InStore @ Lost & Found Records: George McCrae

Oh, the ’70s. Lost & Found Records

Yeah, much of the later-decade disco was pretty deplorable, but early disco could be quite soulful.

George McCrae was such an artist.

Hailing from West Palm Beach, Florida, McCrae’s first group was the Jivin’ Jets in the early ’60s. The group ceased to exist in 1963 when he joined the Navy, but upon his return to civilian life, he reformed the band with the addition of his wife, Gwen. Eventually the two became a duo act, recording for Henry Stone’s Alston label. As time went on, Gwen became a solo artist and George became her manager in addition to doing some session work on his own.

That would have been the end of the story… George was about to go back to college to study law enforcement when he got a call from Richard Finch and Harry Wayne Casey of KC and the Sunshine Band, who were on Stone’s new label TK, and who were also from Florida. As the story goes, Finch and Casey had written a song for the band, but the melody was in a higher register then either of them could hit. They had originally asked Gwen to provide the vocals, but when she was late for the session, George stepped in and sang. Turns out that his voice suited the song perfectly.

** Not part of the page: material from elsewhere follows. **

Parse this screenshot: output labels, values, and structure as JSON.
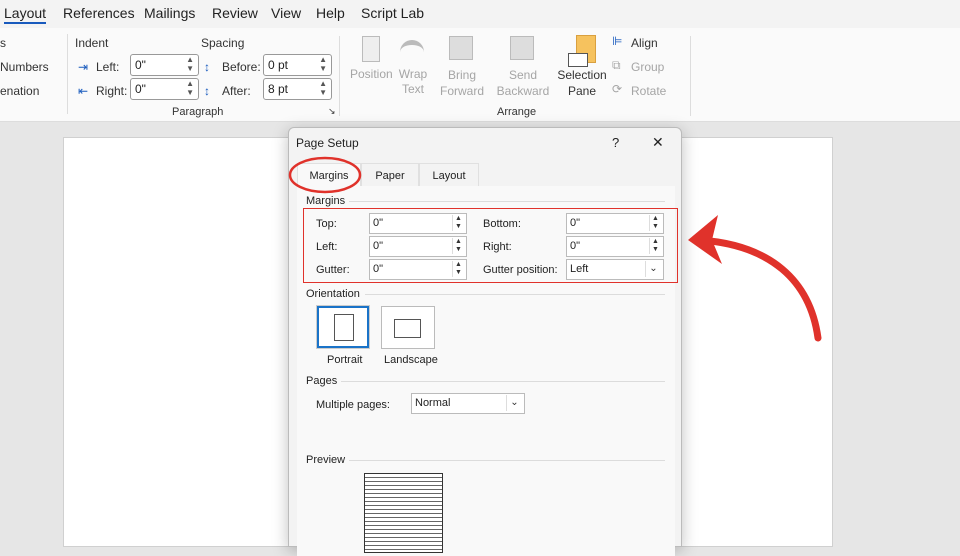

And thus, “Rock Your Baby” became one of the first disco hits in 1974, selling over 11 million copies, topping charts in the U.S. and the U.K., and named the #1 song of the year in Rolling Stone. George was nominated for a Grammy for Best Male R&B Vocalist the following year.

Lost & Found RecordsThe album Rock Your Baby contains eight other songs in addition to the title cut, all of which were penned by the same songwriting team of Finch and Casey. “Rock Your Baby” clocks in at a whopping 6:20 and is also given a reprise at the end of the album with another 2:05. Because the title cut was such a monster hit, the remainder of the record received minimal attention in comparison. Suffice it to say that they’re all cut from the same soul/disco cloth. “I Can’t Leave You Alone” and “It’s Been So Long” were both released as singles, hitting the U.K. Singles Top 10, but neither exploded the charts like “Rock Your Baby.”

George continued to record for TK throughout the ’70s. He performed with and managed Gwen until their divorce in 1976. The close of the ’70s saw McCrae re-married and living in Canada in semi-retirement. He released One Step Closer to Love in 1984 and the title track saw marginal chart activity overseas. He has since remarried again and moved to the Netherlands. He still performs regularly in Europe.

Here’s a vintage live video of George McCrae performing “Rock Your Baby.” Dig this and come by Lost & Found Records and grab this vintage vinyl.